This is a question we hear often these days. With the coming of industry disruptors like Opendoor, and discounted brokerages...people are wondering what they are paying for. Lets start off with who Opendoor really is. This company is essentially very well funded and organized INVESTMENT company. As an investor, I know their model WELL (we buy low and sell for fair market value). The difference is that as an investor, I'm up front with my offer because I am buying a property known to be in some level of distress. Owners are not oblivious to that and understand they are not going to get a full price offer at fair market value.
Now in walks Opendoor promising you a smooth hassle free selling experience and fair market value for your home. They literally make it sound like you'd be crazy to not use their service. Well, you'd be crazy if you did and here's why. The old adage "pay me now or pay me later" has never been more true than with these new real estate business models. What these companies are doing is offering their clients WELL BELOW market value in hopes that you are desperate to get out of your home or simply don't want to deal with an agent.

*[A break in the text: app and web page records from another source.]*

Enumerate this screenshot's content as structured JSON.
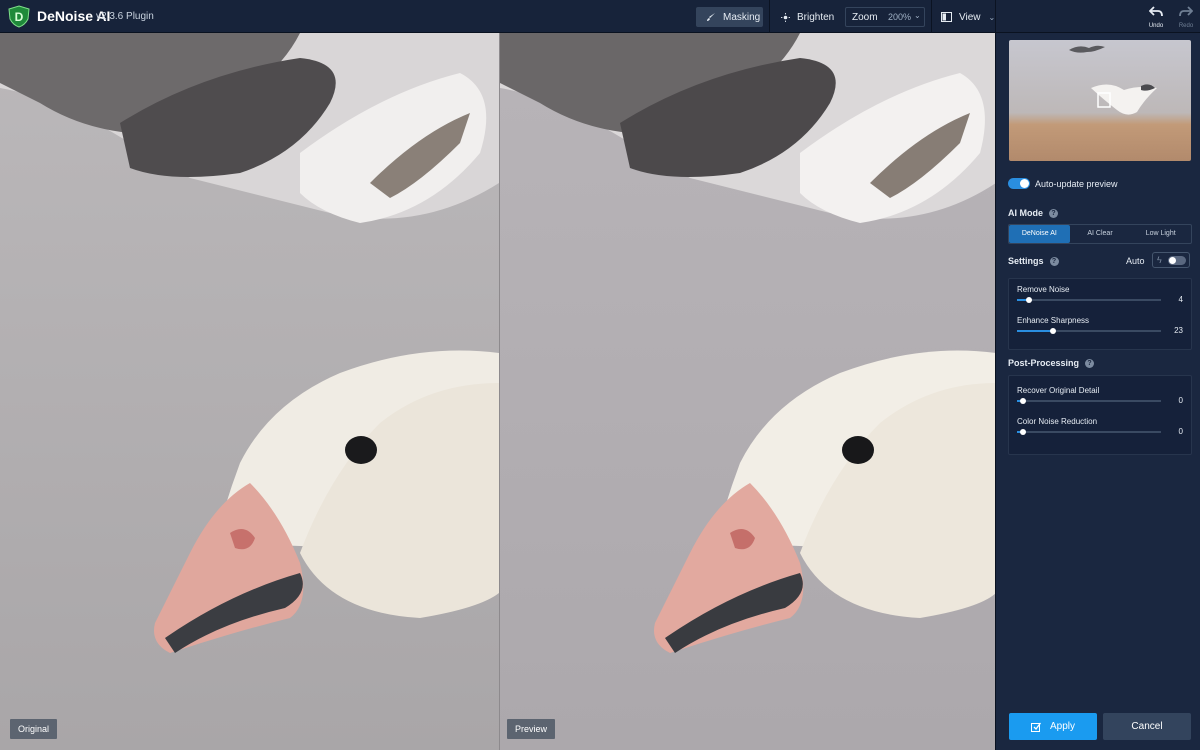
{
  "app": {
    "title": "DeNoise AI",
    "version": "v2.3.6 Plugin"
  },
  "toolbar": {
    "masking_label": "Masking",
    "brighten_label": "Brighten",
    "zoom_label": "Zoom",
    "zoom_value": "200%",
    "view_label": "View",
    "undo_label": "Undo",
    "redo_label": "Redo"
  },
  "panes": {
    "original_label": "Original",
    "preview_label": "Preview"
  },
  "sidebar": {
    "auto_update_label": "Auto-update preview",
    "auto_update_on": true,
    "ai_mode_title": "AI Mode",
    "ai_modes": [
      "DeNoise AI",
      "AI Clear",
      "Low Light"
    ],
    "ai_mode_selected": "DeNoise AI",
    "settings_title": "Settings",
    "auto_label": "Auto",
    "auto_on": false,
    "settings_sliders": [
      {
        "label": "Remove Noise",
        "value": "4",
        "fraction": 0.08
      },
      {
        "label": "Enhance Sharpness",
        "value": "23",
        "fraction": 0.25
      }
    ],
    "post_processing_title": "Post-Processing",
    "post_sliders": [
      {
        "label": "Recover Original Detail",
        "value": "0",
        "fraction": 0.04
      },
      {
        "label": "Color Noise Reduction",
        "value": "0",
        "fraction": 0.04
      }
    ],
    "apply_label": "Apply",
    "cancel_label": "Cancel"
  },
  "colors": {
    "accent": "#1a9bf0",
    "panel": "#1a2740",
    "topbar": "#17233a"
  }
}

They will offer you just enough to get you interested until they come in and do their "inspections"...then reality will hit you like a sack of bricks. Opendoor reserves the right to renegotiate after the inspection period if it decides that something they discover will affect the resale value. This is when they will low ball you. They will use every item they can find in the inspection to justify their offer, items that at face value are utterly ridiculous (more on that in a minute).
Without a REALTOR on your side, most sellers won't know what is a legit discrepancy versus nickel and dime stuff. Remember folks, these companies are in it to make money...LOTS of it. With Opendoor, sellers pay for all repairs that were found during inspections, (repairs are typically negotiable); plus sellers

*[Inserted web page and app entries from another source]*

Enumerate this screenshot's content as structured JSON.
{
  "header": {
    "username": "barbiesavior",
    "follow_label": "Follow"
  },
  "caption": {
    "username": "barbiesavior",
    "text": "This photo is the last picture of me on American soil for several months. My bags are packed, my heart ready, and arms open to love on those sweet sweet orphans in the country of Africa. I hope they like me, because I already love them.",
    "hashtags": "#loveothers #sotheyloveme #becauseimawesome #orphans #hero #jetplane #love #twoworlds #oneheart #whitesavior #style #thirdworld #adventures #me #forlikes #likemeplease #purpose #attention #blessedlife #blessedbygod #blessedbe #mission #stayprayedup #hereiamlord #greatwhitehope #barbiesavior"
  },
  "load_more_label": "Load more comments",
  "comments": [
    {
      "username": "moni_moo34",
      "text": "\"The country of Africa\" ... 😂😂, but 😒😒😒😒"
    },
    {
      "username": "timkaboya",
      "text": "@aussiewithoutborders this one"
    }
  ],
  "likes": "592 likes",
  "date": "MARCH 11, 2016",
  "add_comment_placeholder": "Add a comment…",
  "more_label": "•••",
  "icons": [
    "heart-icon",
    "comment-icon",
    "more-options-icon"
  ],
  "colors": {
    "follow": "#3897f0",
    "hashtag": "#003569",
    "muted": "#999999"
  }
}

must pay whatever Opendoor charges for needed repair. According to Opendoor’s inspection brochure, the company offers two other options: Sellers can tackle the fix themselves or “say goodbye." In addition, sellers split their closing costs with Opendoor (so no savings there). Why would you, the seller, want to give up significant equity in exchange for convenience? A good example...on a $300,000 house, you will give up a solid 3 percent to 4 percent of market value — plus you will pay on average 12 percent commission / fees and make all repairs needed. The market value hit is worth $12,000, and the higher commission or fees is worth at least $18,000 — plus the repairs; that’s $30,000 less in your pocket by going with Opendoor versus hiring a real estate agent and selling the traditional way.
Back to that inspection, those ridiculous things they like to throw in? This might simply be that they didn't like the color of the countertops, so they take $4,000-$5000 and add it to the fees, but the property still shows as selling for 97 percent of market value. This is how Opendoor makes their money but yet appear somehow to buy close to market value (which is quite shady if you ask me). Folks, all of this can add up to a very pretty penny, FAST. Don't let them steal your equity.
Hiring a professional REALTOR will get you what your home is worth and possibly more. Let me break down a day in the life of an agent for you when you have retained their services:
- When we have a working contract, real estate is a 16-18 hour a day, seven day a week gig. No exaggeration. We typically have no less than 20 points of communication per day 7 days a week. (Email, phone and text are all expected).
- Real estate contracts are no joke : they change very frequently and it’s a legal responsibility to make sure that every line is correct.
- Agents have between 15 to 20 people that they are answering to during a contract. Both buyers/sellers, other agents, inspectors, bankers, brokers, title company, contractors, etc.
- Agents are responsible for many deadlines concerning the contract. And they must wrangle multiple parties to comply with these dates as well.
- Agents most frequently split their commission with their broker and pay high fees to real estate commission boards. Many commissions are less than 1% when all fees/expenses are taken out.
- Agents are typically self-employed independent contractors, not salaried employees. There are hard costs involved like any other business and a good agent will typically make an investment in selling your home by paying fees for things like pro photography.
Take all this into consideration before saying agents don’t deserve 3%. The promises of these new breed of companies and other discount brokerages is really a smoke screen. When dealing with what is typically the most expensive investment of your life, do you REALLY want a discount broker or a service that does not have YOUR best interest at heart? It's like looking for the cheapest attorney out there when facing the possible loss of your freedom. You simply don't take a chance with the discounted option.
As licensed REALTORS, we are here to help you navigate these waters. As our client, we have a fiduciary responsibility to you, something you will not have when working with companies like Opendoor. Remember that as a REALTOR, we represent you, our buyers and sellers. Companies like Opendoor only represent themselves.